The objective of the event was to engage with the next generation of scientists and introduce them to the NATO Science and Technology Organization (STO) by giving them the opportunity to present their research and to take part in a meeting of the STB.
Anna Stumme, an electronics engineer in the Radar Division at the Naval Research Laboratory (NRL) attended the event and delivered a presentation on utilizing additive manufacturing (AM) for radio frequency (RF) applications. Her research receives funding from the Office of Naval Research.
“I was incredibly honored to be nominated and selected for this event. It was such a unique and exciting experience being able to present my research to established scientists and engineers,” said Stumme. “I think my presentation and poster were well received, and I had many engaging conversations with the STB members about my work. As a young engineer, it was an extremely rewarding experience to see more experienced scientists interested in and wanting to learn more about my research.”
Additive manufacturing, or 3-D printing, has advanced beyond rapid prototyping to the manufacturing of structural and functional components. AM enables a new design space to realize increased capabilities.
“I think the design freedom that additive manufacturing offers is the most interesting aspect,” said Stumme. “AM is often used as a low-cost, rapid-prototyping method, but it can offer much more than that. AM allows for three-dimensional design freedom and enables such unique and complex designs to be fabricated that just could not be built with any other manufacturing method.”

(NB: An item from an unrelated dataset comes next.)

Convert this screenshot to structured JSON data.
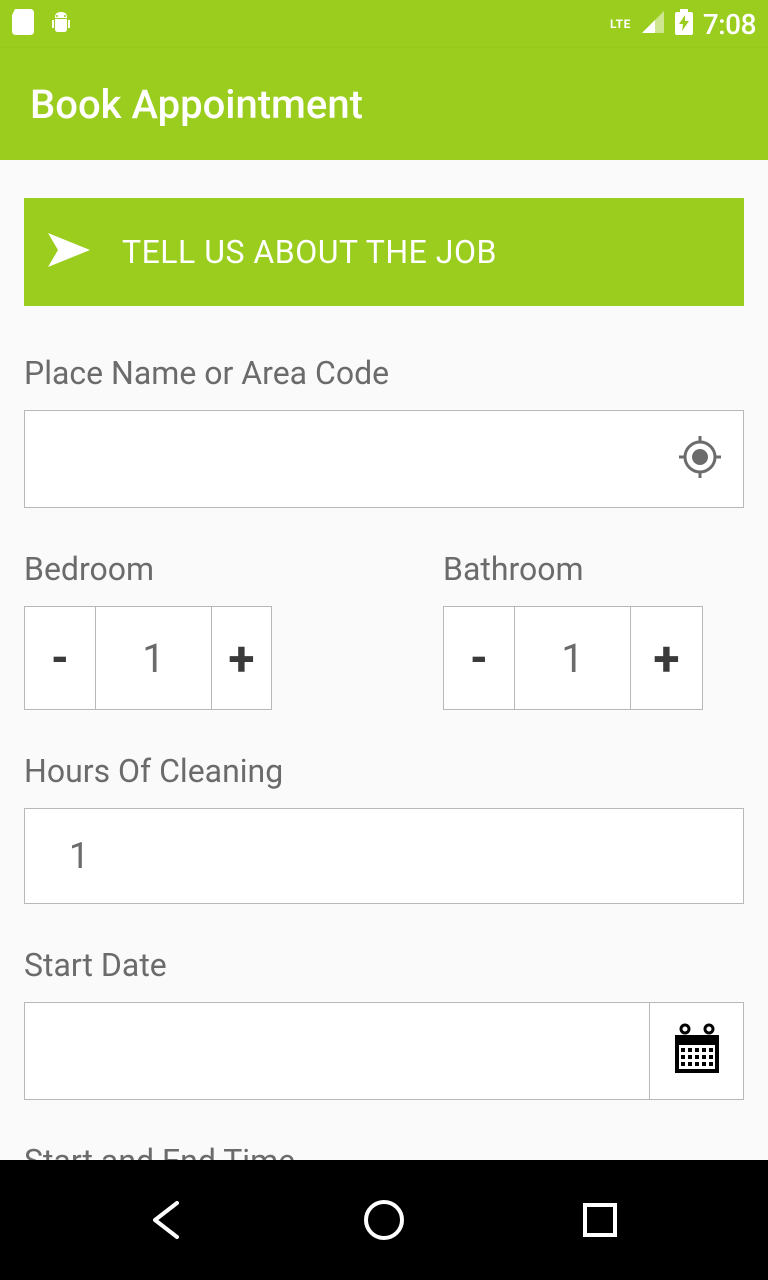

The RF components and antennas designed via the AM process will reduce cost, weight and fabrication time.
“AM of RF components and antennas has many different military applications. The first is rapid and low cost prototyping of designs where we can go through many design iterations in a more cost-effective manner than we can with traditional manufacturing methods,” said Stumme.
“However, there is the desire to utilize AM’s low cost, lightweight characteristics for more end use applications,” Stumme continued. “Some of these applications include integrating antennas in cost or weight restricted vehicles like attritable vehicles or unmanned vehicles. The design freedom of AM allows for manufacturing of conformal multifunction arrays, which are underutilized due to manufacturing challenges with traditional methods. Utilizing conformal apertures allows for more efficient use of space.”
Stumme began at NRL as an intern and became full-time employee in 2017.
“I have been able to work with and learn from some amazing people and engineers,” she said. “I really enjoy being able to work on lots of different projects and programs and knowing that our work is helping advance our Navy’s capabilities.”
Bobby Cummings is a contractor for ONR Corporate Strategic Communications.
|Date Posted:||11.02.2023 12:53|
This work, Utilizing Additive Manufacturing for Radio Frequency Applications, by Bobby Cummings, identified by DVIDS, must comply with the restrictions shown on https://www.dvidshub.net/about/copyright.